This is an accident waiting to happen. Pensions and Investments magazine has warned that "when participants are kept in the dark about fees, [there is] a risk of erosion of support for 401(k) plans." We must continue to urge the Department of Labor to require every sponsor of every 401(k) plan to provide every employee with full disclosure about every investment option. The mutual fund prospectus and the new fund profile offer two models for regulators to consider.
Remain Committed to Education
Finally, we must remain committed to education.

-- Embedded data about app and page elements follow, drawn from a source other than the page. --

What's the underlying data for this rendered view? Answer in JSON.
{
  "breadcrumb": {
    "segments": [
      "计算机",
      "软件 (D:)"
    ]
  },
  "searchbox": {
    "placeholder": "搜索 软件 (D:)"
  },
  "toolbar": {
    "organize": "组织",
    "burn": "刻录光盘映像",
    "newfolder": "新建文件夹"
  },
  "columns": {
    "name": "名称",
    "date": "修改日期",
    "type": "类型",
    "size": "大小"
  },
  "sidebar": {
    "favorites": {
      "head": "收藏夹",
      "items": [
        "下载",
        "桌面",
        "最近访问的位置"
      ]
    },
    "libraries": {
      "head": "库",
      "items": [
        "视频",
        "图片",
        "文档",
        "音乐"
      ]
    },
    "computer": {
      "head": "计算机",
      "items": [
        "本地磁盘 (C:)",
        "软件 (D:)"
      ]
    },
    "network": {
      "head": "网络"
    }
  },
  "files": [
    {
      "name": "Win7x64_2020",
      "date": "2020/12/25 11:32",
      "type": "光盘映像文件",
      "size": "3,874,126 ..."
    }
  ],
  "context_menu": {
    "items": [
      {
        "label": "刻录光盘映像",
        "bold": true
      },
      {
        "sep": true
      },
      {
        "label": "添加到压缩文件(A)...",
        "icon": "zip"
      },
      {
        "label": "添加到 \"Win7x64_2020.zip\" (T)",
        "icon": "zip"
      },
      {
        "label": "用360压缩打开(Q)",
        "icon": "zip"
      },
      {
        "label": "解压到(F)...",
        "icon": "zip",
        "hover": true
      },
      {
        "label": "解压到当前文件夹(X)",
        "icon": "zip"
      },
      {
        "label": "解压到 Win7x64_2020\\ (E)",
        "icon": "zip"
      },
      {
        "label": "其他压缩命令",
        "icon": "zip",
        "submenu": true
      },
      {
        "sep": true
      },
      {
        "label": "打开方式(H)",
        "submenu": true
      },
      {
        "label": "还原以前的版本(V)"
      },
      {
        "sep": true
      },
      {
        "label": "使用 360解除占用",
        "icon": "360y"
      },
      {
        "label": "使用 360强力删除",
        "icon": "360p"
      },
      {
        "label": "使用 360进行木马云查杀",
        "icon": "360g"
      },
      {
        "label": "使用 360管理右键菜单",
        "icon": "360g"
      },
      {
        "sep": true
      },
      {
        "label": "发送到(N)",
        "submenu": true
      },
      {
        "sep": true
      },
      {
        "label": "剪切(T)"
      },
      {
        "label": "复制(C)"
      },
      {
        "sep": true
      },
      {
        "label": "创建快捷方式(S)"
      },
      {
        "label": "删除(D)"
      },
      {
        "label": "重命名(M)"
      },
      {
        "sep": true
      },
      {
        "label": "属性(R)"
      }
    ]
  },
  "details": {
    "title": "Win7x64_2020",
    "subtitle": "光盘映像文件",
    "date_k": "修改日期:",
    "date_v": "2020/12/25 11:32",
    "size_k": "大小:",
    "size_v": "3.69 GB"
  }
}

We must continue to educate investors about the risks, as well as the rewards, of mutual fund investing, and about the benefits of asset allocation, diversification, and long-term investing. We must continue to teach them about the impact of fees and taxes, the role of fund directors, the need for retirement planning, and the importance of a long-term investment horizon. We must continue to appreciate the media’s role in educating investors, and keep up our press briefings, news releases, and one-on-one meetings. And we must always do all that we can to help legislators and regulators understand the actual day-to-day workings of our industry.
Most importantly, we must educate all of the men and women who work in our industry. More than anything else, the actions of the individuals working in our industry each day have the greatest impact of all on our integrity. We must help them understand that it is essential to comply with the spirit, not just the letter, of the law. We must pass on to them the fiduciary culture that we inherited.
So far, I have described how our support for stringent laws, regulations, and voluntary measures are critical to the integrity of our industry in coming years. Industry-wide support can only be achieved if we continue to put aside our differences to work together for the common good, and continue to speak with one voice. For almost sixty years, we have done so, to the great advantage of our shareholders and our industry.
The mutual fund industry is one of the great American success stories of the twentieth century. We have brought the benefits of professional management and diversification, at reasonable cost, to millions of American families. And, in our entire seventy-five year history, we have not cost the U.S. taxpayer one cent.
I suppose it is possible that, in the coming century, someone could devise a new and better investment medium, and mutual funds could become obsolete. I do not believe that this will be the case.
Instead, if we are true to our tradition of integrity, I believe that the mutual fund industry has a most enviable future. Our fate is in our own hands. We must remember the lessons of the past, and always put the integrity of the industry above all else.
When I began, I made light of some predictions that were proved wrong by history. In closing, I’d like to share with you a prediction that proved to be right. In 1940, SEC Commissioner Robert Healey offered the following prediction. Remarking on the willingness of the mutual fund industry to work with the SEC to develop stringent legislation, he observed:
"[I]t leads me to express the belief I have that under this regulation and under this kind of sensible and honest management, I believe that [mutual funds] will have a very fine future, a very promising future, one rendering useful service to the small investor. I believe they can make a definite and very useful contribution to our economy and to our national welfare."
The mutual fund industry’s greatest accomplishment is that we have proven worthy of this prediction. The years to come will present many challenges and many trials. But so long as we devote ourselves above all to maintaining the integrity of our industry, I have no doubt that our future will be bright as that foreseen sixty years ago.